* Recorded data
-- Opening Marker --

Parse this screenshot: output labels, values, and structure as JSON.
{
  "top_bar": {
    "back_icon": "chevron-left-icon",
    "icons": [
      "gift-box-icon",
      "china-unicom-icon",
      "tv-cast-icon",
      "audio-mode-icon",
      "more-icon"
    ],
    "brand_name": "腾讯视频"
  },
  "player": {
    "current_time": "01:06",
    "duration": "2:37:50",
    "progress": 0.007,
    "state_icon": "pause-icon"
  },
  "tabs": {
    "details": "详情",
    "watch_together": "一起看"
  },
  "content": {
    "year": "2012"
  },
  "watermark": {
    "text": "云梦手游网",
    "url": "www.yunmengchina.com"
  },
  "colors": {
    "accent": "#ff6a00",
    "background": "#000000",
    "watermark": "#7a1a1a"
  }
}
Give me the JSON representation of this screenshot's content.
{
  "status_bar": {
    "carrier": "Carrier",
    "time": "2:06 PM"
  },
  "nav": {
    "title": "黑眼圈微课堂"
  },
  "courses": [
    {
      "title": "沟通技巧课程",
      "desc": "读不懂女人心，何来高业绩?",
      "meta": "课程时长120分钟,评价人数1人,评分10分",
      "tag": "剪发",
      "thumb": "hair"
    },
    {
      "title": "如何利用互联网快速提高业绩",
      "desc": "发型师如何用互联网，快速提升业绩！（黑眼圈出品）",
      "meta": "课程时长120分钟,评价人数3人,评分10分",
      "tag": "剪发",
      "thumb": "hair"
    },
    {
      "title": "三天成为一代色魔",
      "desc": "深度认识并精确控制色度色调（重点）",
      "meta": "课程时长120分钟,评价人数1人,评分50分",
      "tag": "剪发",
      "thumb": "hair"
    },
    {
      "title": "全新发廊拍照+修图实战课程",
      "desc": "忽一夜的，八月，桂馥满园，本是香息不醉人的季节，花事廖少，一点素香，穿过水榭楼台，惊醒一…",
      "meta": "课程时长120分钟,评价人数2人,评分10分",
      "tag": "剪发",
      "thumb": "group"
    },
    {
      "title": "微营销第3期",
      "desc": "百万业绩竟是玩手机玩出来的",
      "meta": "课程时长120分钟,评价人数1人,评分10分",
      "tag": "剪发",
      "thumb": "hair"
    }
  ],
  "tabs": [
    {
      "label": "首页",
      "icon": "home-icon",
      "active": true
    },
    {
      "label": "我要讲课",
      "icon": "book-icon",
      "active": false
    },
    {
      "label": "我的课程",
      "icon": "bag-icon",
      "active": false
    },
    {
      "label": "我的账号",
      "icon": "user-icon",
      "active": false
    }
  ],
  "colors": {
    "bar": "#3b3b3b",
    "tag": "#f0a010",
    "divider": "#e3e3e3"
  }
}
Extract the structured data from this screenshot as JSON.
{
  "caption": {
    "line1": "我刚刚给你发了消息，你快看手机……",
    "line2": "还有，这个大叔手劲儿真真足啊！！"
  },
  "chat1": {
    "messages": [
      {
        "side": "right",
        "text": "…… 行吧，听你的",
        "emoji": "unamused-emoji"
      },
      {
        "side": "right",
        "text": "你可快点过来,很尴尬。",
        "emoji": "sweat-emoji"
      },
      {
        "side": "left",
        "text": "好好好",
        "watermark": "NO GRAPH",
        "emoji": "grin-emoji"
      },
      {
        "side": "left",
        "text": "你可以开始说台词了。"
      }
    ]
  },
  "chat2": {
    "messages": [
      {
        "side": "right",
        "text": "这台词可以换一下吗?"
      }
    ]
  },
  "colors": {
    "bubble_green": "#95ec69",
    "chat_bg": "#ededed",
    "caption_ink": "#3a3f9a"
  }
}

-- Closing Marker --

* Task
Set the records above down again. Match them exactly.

* Expected output
Parse this screenshot: output labels, values, and structure as JSON.
{
  "top_bar": {
    "back_icon": "chevron-left-icon",
    "icons": [
      "gift-box-icon",
      "china-unicom-icon",
      "tv-cast-icon",
      "audio-mode-icon",
      "more-icon"
    ],
    "brand_name": "腾讯视频"
  },
  "player": {
    "current_time": "01:06",
    "duration": "2:37:50",
    "progress": 0.007,
    "state_icon": "pause-icon"
  },
  "tabs": {
    "details": "详情",
    "watch_together": "一起看"
  },
  "content": {
    "year": "2012"
  },
  "watermark": {
    "text": "云梦手游网",
    "url": "www.yunmengchina.com"
  },
  "colors": {
    "accent": "#ff6a00",
    "background": "#000000",
    "watermark": "#7a1a1a"
  }
}
Give me the JSON representation of this screenshot's content.
{
  "status_bar": {
    "carrier": "Carrier",
    "time": "2:06 PM"
  },
  "nav": {
    "title": "黑眼圈微课堂"
  },
  "courses": [
    {
      "title": "沟通技巧课程",
      "desc": "读不懂女人心，何来高业绩?",
      "meta": "课程时长120分钟,评价人数1人,评分10分",
      "tag": "剪发",
      "thumb": "hair"
    },
    {
      "title": "如何利用互联网快速提高业绩",
      "desc": "发型师如何用互联网，快速提升业绩！（黑眼圈出品）",
      "meta": "课程时长120分钟,评价人数3人,评分10分",
      "tag": "剪发",
      "thumb": "hair"
    },
    {
      "title": "三天成为一代色魔",
      "desc": "深度认识并精确控制色度色调（重点）",
      "meta": "课程时长120分钟,评价人数1人,评分50分",
      "tag": "剪发",
      "thumb": "hair"
    },
    {
      "title": "全新发廊拍照+修图实战课程",
      "desc": "忽一夜的，八月，桂馥满园，本是香息不醉人的季节，花事廖少，一点素香，穿过水榭楼台，惊醒一…",
      "meta": "课程时长120分钟,评价人数2人,评分10分",
      "tag": "剪发",
      "thumb": "group"
    },
    {
      "title": "微营销第3期",
      "desc": "百万业绩竟是玩手机玩出来的",
      "meta": "课程时长120分钟,评价人数1人,评分10分",
      "tag": "剪发",
      "thumb": "hair"
    }
  ],
  "tabs": [
    {
      "label": "首页",
      "icon": "home-icon",
      "active": true
    },
    {
      "label": "我要讲课",
      "icon": "book-icon",
      "active": false
    },
    {
      "label": "我的课程",
      "icon": "bag-icon",
      "active": false
    },
    {
      "label": "我的账号",
      "icon": "user-icon",
      "active": false
    }
  ],
  "colors": {
    "bar": "#3b3b3b",
    "tag": "#f0a010",
    "divider": "#e3e3e3"
  }
}
Extract the structured data from this screenshot as JSON.
{
  "caption": {
    "line1": "我刚刚给你发了消息，你快看手机……",
    "line2": "还有，这个大叔手劲儿真真足啊！！"
  },
  "chat1": {
    "messages": [
      {
        "side": "right",
        "text": "…… 行吧，听你的",
        "emoji": "unamused-emoji"
      },
      {
        "side": "right",
        "text": "你可快点过来,很尴尬。",
        "emoji": "sweat-emoji"
      },
      {
        "side": "left",
        "text": "好好好",
        "watermark": "NO GRAPH",
        "emoji": "grin-emoji"
      },
      {
        "side": "left",
        "text": "你可以开始说台词了。"
      }
    ]
  },
  "chat2": {
    "messages": [
      {
        "side": "right",
        "text": "这台词可以换一下吗?"
      }
    ]
  },
  "colors": {
    "bubble_green": "#95ec69",
    "chat_bg": "#ededed",
    "caption_ink": "#3a3f9a"
  }
}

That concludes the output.